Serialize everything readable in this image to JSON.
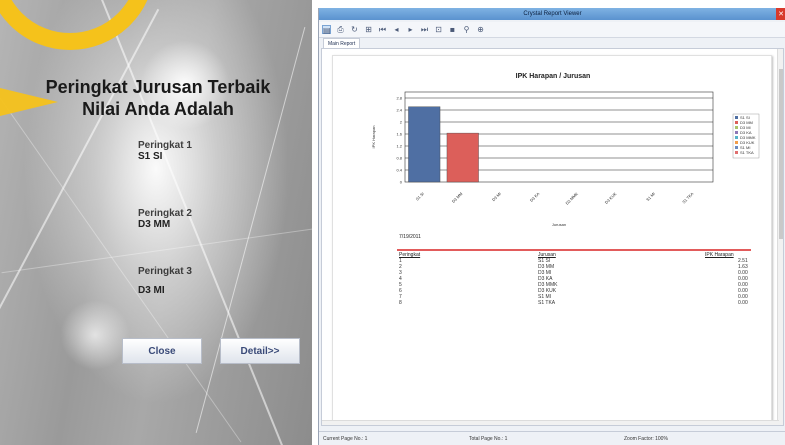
{
  "left": {
    "title_line1": "Peringkat Jurusan Terbaik",
    "title_line2": "Nilai Anda Adalah",
    "ranks": [
      {
        "label": "Peringkat 1",
        "value": "S1 SI"
      },
      {
        "label": "Peringkat 2",
        "value": "D3 MM"
      },
      {
        "label": "Peringkat 3",
        "value": "D3 MI"
      }
    ],
    "close_label": "Close",
    "detail_label": "Detail>>"
  },
  "viewer": {
    "title": "Crystal Report Viewer",
    "close_glyph": "✕",
    "tab_label": "Main Report",
    "toolbar_icons": [
      {
        "name": "export-icon",
        "glyph": "▤"
      },
      {
        "name": "print-icon",
        "glyph": "⎙"
      },
      {
        "name": "refresh-icon",
        "glyph": "↻"
      },
      {
        "name": "group-tree-icon",
        "glyph": "⊞"
      },
      {
        "name": "first-page-icon",
        "glyph": "⏮"
      },
      {
        "name": "prev-page-icon",
        "glyph": "◂"
      },
      {
        "name": "next-page-icon",
        "glyph": "▸"
      },
      {
        "name": "last-page-icon",
        "glyph": "⏭"
      },
      {
        "name": "goto-page-icon",
        "glyph": "⊡"
      },
      {
        "name": "stop-icon",
        "glyph": "▪"
      },
      {
        "name": "search-icon",
        "glyph": "⚲"
      },
      {
        "name": "zoom-icon",
        "glyph": "⊕"
      }
    ],
    "status": {
      "current_page": "Current Page No.: 1",
      "total_pages": "Total Page No.: 1",
      "zoom": "Zoom Factor: 100%"
    }
  },
  "report": {
    "section_label": "7/19/2011",
    "columns": [
      "Peringkat",
      "Jurusan",
      "IPK Harapan"
    ],
    "rows": [
      {
        "rank": "1",
        "major": "S1 SI",
        "value": "2.51"
      },
      {
        "rank": "2",
        "major": "D3 MM",
        "value": "1.63"
      },
      {
        "rank": "3",
        "major": "D3 MI",
        "value": "0.00"
      },
      {
        "rank": "4",
        "major": "D3 KA",
        "value": "0.00"
      },
      {
        "rank": "5",
        "major": "D3 MMK",
        "value": "0.00"
      },
      {
        "rank": "6",
        "major": "D3 KUK",
        "value": "0.00"
      },
      {
        "rank": "7",
        "major": "S1 MI",
        "value": "0.00"
      },
      {
        "rank": "8",
        "major": "S1 TKA",
        "value": "0.00"
      }
    ]
  },
  "chart_data": {
    "type": "bar",
    "title": "IPK Harapan / Jurusan",
    "ylabel": "IPK Harapan",
    "xlabel": "Jurusan",
    "categories": [
      "S1 SI",
      "D3 MM",
      "D3 MI",
      "D3 KA",
      "D3 MMK",
      "D3 KUK",
      "S1 MI",
      "S1 TKA"
    ],
    "values": [
      2.51,
      1.63,
      0,
      0,
      0,
      0,
      0,
      0
    ],
    "bar_colors": [
      "#4f6fa3",
      "#dc5f5a",
      "#a9c46a",
      "#8f77b4",
      "#57b3c9",
      "#f29d4a",
      "#6b8bc1",
      "#e06f6f"
    ],
    "ylim": [
      0,
      3
    ],
    "yticks": [
      "0",
      "0.4",
      "0.8",
      "1.2",
      "1.6",
      "2",
      "2.4",
      "2.8"
    ],
    "ytick_values": [
      0,
      0.4,
      0.8,
      1.2,
      1.6,
      2,
      2.4,
      2.8
    ],
    "grid": true,
    "legend_position": "right",
    "legend": [
      "S1 SI",
      "D3 MM",
      "D3 MI",
      "D3 KA",
      "D3 MMK",
      "D3 KUK",
      "S1 MI",
      "S1 TKA"
    ]
  }
}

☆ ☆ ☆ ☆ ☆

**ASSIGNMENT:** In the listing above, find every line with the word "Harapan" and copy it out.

**RESULT FOR THIS TASK:**
      "IPK Harapan"
    "title": "IPK Harapan / Jurusan",
    "ylabel": "IPK Harapan",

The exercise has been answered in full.